WHAT THIS TASK INVOLVES: Return the entries in their entirety, precisely as given.

RECORDED INFORMATION:
◇ ◇ ◇ ◇

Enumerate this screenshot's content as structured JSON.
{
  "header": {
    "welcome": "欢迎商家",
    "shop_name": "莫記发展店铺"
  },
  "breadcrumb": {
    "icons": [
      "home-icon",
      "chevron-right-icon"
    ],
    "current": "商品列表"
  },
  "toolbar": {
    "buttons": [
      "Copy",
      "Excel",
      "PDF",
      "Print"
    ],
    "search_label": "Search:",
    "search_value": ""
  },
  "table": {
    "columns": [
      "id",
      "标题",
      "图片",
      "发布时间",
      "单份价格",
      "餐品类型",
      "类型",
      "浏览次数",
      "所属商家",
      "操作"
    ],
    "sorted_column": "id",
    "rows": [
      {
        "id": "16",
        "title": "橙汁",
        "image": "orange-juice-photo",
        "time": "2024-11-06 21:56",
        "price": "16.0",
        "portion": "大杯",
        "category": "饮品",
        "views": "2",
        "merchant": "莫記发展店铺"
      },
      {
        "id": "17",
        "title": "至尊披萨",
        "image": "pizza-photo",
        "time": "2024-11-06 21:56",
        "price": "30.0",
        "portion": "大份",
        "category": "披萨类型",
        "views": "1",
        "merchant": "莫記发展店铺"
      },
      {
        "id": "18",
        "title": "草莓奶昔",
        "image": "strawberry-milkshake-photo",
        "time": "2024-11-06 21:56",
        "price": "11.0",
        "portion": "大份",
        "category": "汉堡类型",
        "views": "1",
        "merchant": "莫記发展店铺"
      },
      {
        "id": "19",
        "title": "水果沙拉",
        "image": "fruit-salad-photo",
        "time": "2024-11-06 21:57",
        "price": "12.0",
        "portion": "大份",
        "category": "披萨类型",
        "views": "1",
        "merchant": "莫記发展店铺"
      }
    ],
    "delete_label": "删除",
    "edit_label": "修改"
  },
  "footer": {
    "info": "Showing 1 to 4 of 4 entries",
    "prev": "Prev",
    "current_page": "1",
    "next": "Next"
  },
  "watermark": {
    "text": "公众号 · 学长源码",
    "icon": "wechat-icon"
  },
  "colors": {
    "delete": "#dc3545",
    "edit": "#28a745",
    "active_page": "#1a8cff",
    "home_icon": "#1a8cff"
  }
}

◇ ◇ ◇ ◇

THE COMPLETED TASK:
Enumerate this screenshot's content as structured JSON.
{
  "header": {
    "welcome": "欢迎商家",
    "shop_name": "莫記发展店铺"
  },
  "breadcrumb": {
    "icons": [
      "home-icon",
      "chevron-right-icon"
    ],
    "current": "商品列表"
  },
  "toolbar": {
    "buttons": [
      "Copy",
      "Excel",
      "PDF",
      "Print"
    ],
    "search_label": "Search:",
    "search_value": ""
  },
  "table": {
    "columns": [
      "id",
      "标题",
      "图片",
      "发布时间",
      "单份价格",
      "餐品类型",
      "类型",
      "浏览次数",
      "所属商家",
      "操作"
    ],
    "sorted_column": "id",
    "rows": [
      {
        "id": "16",
        "title": "橙汁",
        "image": "orange-juice-photo",
        "time": "2024-11-06 21:56",
        "price": "16.0",
        "portion": "大杯",
        "category": "饮品",
        "views": "2",
        "merchant": "莫記发展店铺"
      },
      {
        "id": "17",
        "title": "至尊披萨",
        "image": "pizza-photo",
        "time": "2024-11-06 21:56",
        "price": "30.0",
        "portion": "大份",
        "category": "披萨类型",
        "views": "1",
        "merchant": "莫記发展店铺"
      },
      {
        "id": "18",
        "title": "草莓奶昔",
        "image": "strawberry-milkshake-photo",
        "time": "2024-11-06 21:56",
        "price": "11.0",
        "portion": "大份",
        "category": "汉堡类型",
        "views": "1",
        "merchant": "莫記发展店铺"
      },
      {
        "id": "19",
        "title": "水果沙拉",
        "image": "fruit-salad-photo",
        "time": "2024-11-06 21:57",
        "price": "12.0",
        "portion": "大份",
        "category": "披萨类型",
        "views": "1",
        "merchant": "莫記发展店铺"
      }
    ],
    "delete_label": "删除",
    "edit_label": "修改"
  },
  "footer": {
    "info": "Showing 1 to 4 of 4 entries",
    "prev": "Prev",
    "current_page": "1",
    "next": "Next"
  },
  "watermark": {
    "text": "公众号 · 学长源码",
    "icon": "wechat-icon"
  },
  "colors": {
    "delete": "#dc3545",
    "edit": "#28a745",
    "active_page": "#1a8cff",
    "home_icon": "#1a8cff"
  }
}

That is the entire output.